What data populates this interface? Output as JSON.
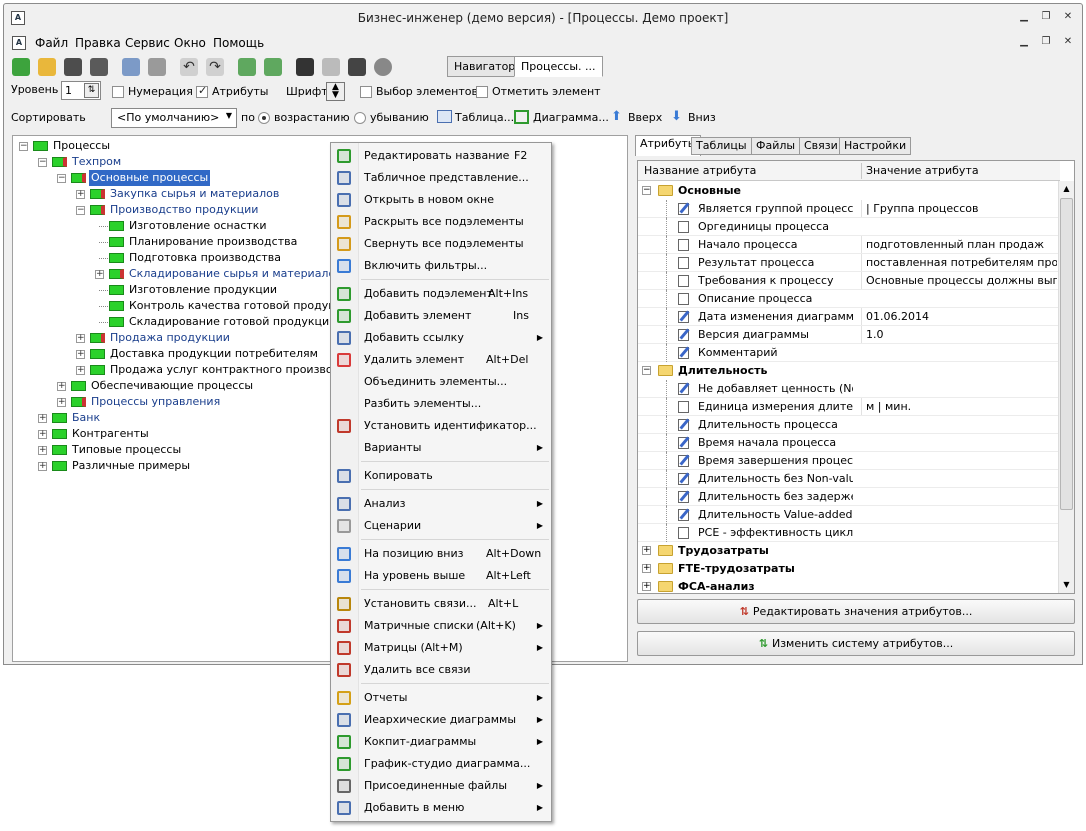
{
  "window": {
    "title": "Бизнес-инженер (демо версия) - [Процессы. Демо проект]",
    "app_icon": "app-logo-icon"
  },
  "menu": [
    "Файл",
    "Правка",
    "Сервис",
    "Окно",
    "Помощь"
  ],
  "toolbar": {
    "level_label": "Уровень",
    "level_value": "1",
    "numbering_label": "Нумерация",
    "numbering_checked": false,
    "attributes_label": "Атрибуты",
    "attributes_checked": true,
    "font_label": "Шрифт",
    "select_elements_label": "Выбор элементов",
    "mark_element_label": "Отметить элемент",
    "sort_label": "Сортировать",
    "sort_value": "<По умолчанию>",
    "by_label": "по",
    "asc_label": "возрастанию",
    "desc_label": "убыванию",
    "table_label": "Таблица...",
    "diagram_label": "Диаграмма...",
    "up_label": "Вверх",
    "down_label": "Вниз",
    "tabs": [
      "Навигатор",
      "Процессы. ..."
    ]
  },
  "tree": {
    "items": [
      {
        "label": "Процессы",
        "level": 0,
        "expand": "-",
        "style": "normal",
        "red": false
      },
      {
        "label": "Техпром",
        "level": 1,
        "expand": "-",
        "style": "blue",
        "red": true
      },
      {
        "label": "Основные процессы",
        "level": 2,
        "expand": "-",
        "style": "selected",
        "red": true
      },
      {
        "label": "Закупка сырья и материалов",
        "level": 3,
        "expand": "+",
        "style": "blue",
        "red": true
      },
      {
        "label": "Производство продукции",
        "level": 3,
        "expand": "-",
        "style": "blue",
        "red": true
      },
      {
        "label": "Изготовление оснастки",
        "level": 4,
        "expand": "",
        "style": "normal",
        "red": false
      },
      {
        "label": "Планирование производства",
        "level": 4,
        "expand": "",
        "style": "normal",
        "red": false
      },
      {
        "label": "Подготовка производства",
        "level": 4,
        "expand": "",
        "style": "normal",
        "red": false
      },
      {
        "label": "Складирование сырья и материалов",
        "level": 4,
        "expand": "+",
        "style": "blue",
        "red": true
      },
      {
        "label": "Изготовление продукции",
        "level": 4,
        "expand": "",
        "style": "normal",
        "red": false
      },
      {
        "label": "Контроль качества готовой продукции",
        "level": 4,
        "expand": "",
        "style": "normal",
        "red": false
      },
      {
        "label": "Складирование готовой продукции",
        "level": 4,
        "expand": "",
        "style": "normal",
        "red": false
      },
      {
        "label": "Продажа продукции",
        "level": 3,
        "expand": "+",
        "style": "blue",
        "red": true
      },
      {
        "label": "Доставка продукции потребителям",
        "level": 3,
        "expand": "+",
        "style": "normal",
        "red": false
      },
      {
        "label": "Продажа услуг контрактного производства",
        "level": 3,
        "expand": "+",
        "style": "normal",
        "red": false
      },
      {
        "label": "Обеспечивающие процессы",
        "level": 2,
        "expand": "+",
        "style": "normal",
        "red": false
      },
      {
        "label": "Процессы управления",
        "level": 2,
        "expand": "+",
        "style": "blue",
        "red": true
      },
      {
        "label": "Банк",
        "level": 1,
        "expand": "+",
        "style": "blue",
        "red": false
      },
      {
        "label": "Контрагенты",
        "level": 1,
        "expand": "+",
        "style": "normal",
        "red": false
      },
      {
        "label": "Типовые процессы",
        "level": 1,
        "expand": "+",
        "style": "normal",
        "red": false
      },
      {
        "label": "Различные примеры",
        "level": 1,
        "expand": "+",
        "style": "normal",
        "red": false
      }
    ]
  },
  "right_panel": {
    "tabs": [
      "Атрибуты",
      "Таблицы",
      "Файлы",
      "Связи",
      "Настройки"
    ],
    "col_name": "Название атрибута",
    "col_value": "Значение атрибута",
    "rows": [
      {
        "kind": "group",
        "label": "Основные",
        "expand": "-"
      },
      {
        "kind": "row",
        "name": "Является группой процессов",
        "value": "| Группа процессов",
        "icon": "pen"
      },
      {
        "kind": "row",
        "name": "Оргединицы процесса",
        "value": "",
        "icon": "doc"
      },
      {
        "kind": "row",
        "name": "Начало процесса",
        "value": "подготовленный план продаж",
        "icon": "doc"
      },
      {
        "kind": "row",
        "name": "Результат процесса",
        "value": "поставленная потребителям проду...",
        "icon": "doc"
      },
      {
        "kind": "row",
        "name": "Требования к процессу",
        "value": "Основные процессы должны выпо...",
        "icon": "doc"
      },
      {
        "kind": "row",
        "name": "Описание процесса",
        "value": "",
        "icon": "doc"
      },
      {
        "kind": "row",
        "name": "Дата изменения диаграммы",
        "value": "01.06.2014",
        "icon": "pen"
      },
      {
        "kind": "row",
        "name": "Версия диаграммы",
        "value": "1.0",
        "icon": "pen"
      },
      {
        "kind": "row",
        "name": "Комментарий",
        "value": "",
        "icon": "pen"
      },
      {
        "kind": "group",
        "label": "Длительность",
        "expand": "-"
      },
      {
        "kind": "row",
        "name": "Не добавляет ценность (No...",
        "value": "",
        "icon": "pen"
      },
      {
        "kind": "row",
        "name": "Единица измерения длител...",
        "value": "м | мин.",
        "icon": "doc"
      },
      {
        "kind": "row",
        "name": "Длительность процесса",
        "value": "",
        "icon": "pen"
      },
      {
        "kind": "row",
        "name": "Время начала процесса",
        "value": "",
        "icon": "pen"
      },
      {
        "kind": "row",
        "name": "Время завершения процесса",
        "value": "",
        "icon": "pen"
      },
      {
        "kind": "row",
        "name": "Длительность без Non-valu...",
        "value": "",
        "icon": "pen"
      },
      {
        "kind": "row",
        "name": "Длительность без задержек",
        "value": "",
        "icon": "pen"
      },
      {
        "kind": "row",
        "name": "Длительность Value-added",
        "value": "",
        "icon": "pen"
      },
      {
        "kind": "row",
        "name": "PCE - эффективность цикла...",
        "value": "",
        "icon": "doc"
      },
      {
        "kind": "group",
        "label": "Трудозатраты",
        "expand": "+"
      },
      {
        "kind": "group",
        "label": "FTE-трудозатраты",
        "expand": "+"
      },
      {
        "kind": "group",
        "label": "ФСА-анализ",
        "expand": "+"
      }
    ],
    "edit_values_button": "Редактировать значения атрибутов...",
    "change_system_button": "Изменить систему атрибутов..."
  },
  "context_menu": {
    "items": [
      {
        "label": "Редактировать название",
        "shortcut": "F2",
        "sub": false,
        "icon": "rename-icon",
        "color": "#2e9a2e"
      },
      {
        "label": "Табличное представление...",
        "shortcut": "",
        "sub": false,
        "icon": "table-icon",
        "color": "#4a6fb0"
      },
      {
        "label": "Открыть в новом окне",
        "shortcut": "",
        "sub": false,
        "icon": "new-window-icon",
        "color": "#4a6fb0"
      },
      {
        "label": "Раскрыть все подэлементы",
        "shortcut": "",
        "sub": false,
        "icon": "expand-all-icon",
        "color": "#d49a1a"
      },
      {
        "label": "Свернуть все подэлементы",
        "shortcut": "",
        "sub": false,
        "icon": "collapse-all-icon",
        "color": "#d49a1a"
      },
      {
        "label": "Включить фильтры...",
        "shortcut": "",
        "sub": false,
        "icon": "filter-icon",
        "color": "#3a7bd5"
      },
      {
        "sep": true
      },
      {
        "label": "Добавить подэлемент",
        "shortcut": "Alt+Ins",
        "sub": false,
        "icon": "add-child-icon",
        "color": "#2e9a2e"
      },
      {
        "label": "Добавить элемент",
        "shortcut": "Ins",
        "sub": false,
        "icon": "add-icon",
        "color": "#2e9a2e"
      },
      {
        "label": "Добавить ссылку",
        "shortcut": "",
        "sub": true,
        "icon": "add-link-icon",
        "color": "#4a6fb0"
      },
      {
        "label": "Удалить элемент",
        "shortcut": "Alt+Del",
        "sub": false,
        "icon": "delete-icon",
        "color": "#d93a3a"
      },
      {
        "label": "Объединить элементы...",
        "shortcut": "",
        "sub": false,
        "icon": "",
        "color": ""
      },
      {
        "label": "Разбить элементы...",
        "shortcut": "",
        "sub": false,
        "icon": "",
        "color": ""
      },
      {
        "label": "Установить идентификатор...",
        "shortcut": "",
        "sub": false,
        "icon": "identifier-icon",
        "color": "#c0392b"
      },
      {
        "label": "Варианты",
        "shortcut": "",
        "sub": true,
        "icon": "",
        "color": ""
      },
      {
        "sep": true
      },
      {
        "label": "Копировать",
        "shortcut": "",
        "sub": false,
        "icon": "copy-icon",
        "color": "#4a6fb0"
      },
      {
        "sep": true
      },
      {
        "label": "Анализ",
        "shortcut": "",
        "sub": true,
        "icon": "analysis-icon",
        "color": "#4a6fb0"
      },
      {
        "label": "Сценарии",
        "shortcut": "",
        "sub": true,
        "icon": "scenarios-icon",
        "color": "#999999"
      },
      {
        "sep": true
      },
      {
        "label": "На позицию вниз",
        "shortcut": "Alt+Down",
        "sub": false,
        "icon": "move-down-icon",
        "color": "#3a7bd5"
      },
      {
        "label": "На уровень выше",
        "shortcut": "Alt+Left",
        "sub": false,
        "icon": "level-up-icon",
        "color": "#3a7bd5"
      },
      {
        "sep": true
      },
      {
        "label": "Установить связи...",
        "shortcut": "Alt+L",
        "sub": false,
        "icon": "links-icon",
        "color": "#b8860b"
      },
      {
        "label": "Матричные списки",
        "shortcut": "(Alt+K)",
        "sub": true,
        "icon": "matrix-list-icon",
        "color": "#c0392b"
      },
      {
        "label": "Матрицы (Alt+M)",
        "shortcut": "",
        "sub": true,
        "icon": "matrix-icon",
        "color": "#c0392b"
      },
      {
        "label": "Удалить все связи",
        "shortcut": "",
        "sub": false,
        "icon": "delete-links-icon",
        "color": "#c0392b"
      },
      {
        "sep": true
      },
      {
        "label": "Отчеты",
        "shortcut": "",
        "sub": true,
        "icon": "reports-icon",
        "color": "#d4a017"
      },
      {
        "label": "Иеархические диаграммы",
        "shortcut": "",
        "sub": true,
        "icon": "hierarchy-icon",
        "color": "#4a6fb0"
      },
      {
        "label": "Кокпит-диаграммы",
        "shortcut": "",
        "sub": true,
        "icon": "cockpit-icon",
        "color": "#2e9a2e"
      },
      {
        "label": "График-студио диаграмма...",
        "shortcut": "",
        "sub": false,
        "icon": "graph-studio-icon",
        "color": "#2e9a2e"
      },
      {
        "label": "Присоединенные файлы",
        "shortcut": "",
        "sub": true,
        "icon": "attachment-icon",
        "color": "#666666"
      },
      {
        "label": "Добавить в меню",
        "shortcut": "",
        "sub": true,
        "icon": "add-to-menu-icon",
        "color": "#4a6fb0"
      }
    ]
  }
}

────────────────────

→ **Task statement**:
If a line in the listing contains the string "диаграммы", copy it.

→ **Completed task**:
        "name": "Дата изменения диаграммы",
        "name": "Версия диаграммы",
        "label": "Иеархические диаграммы",
        "label": "Кокпит-диаграммы",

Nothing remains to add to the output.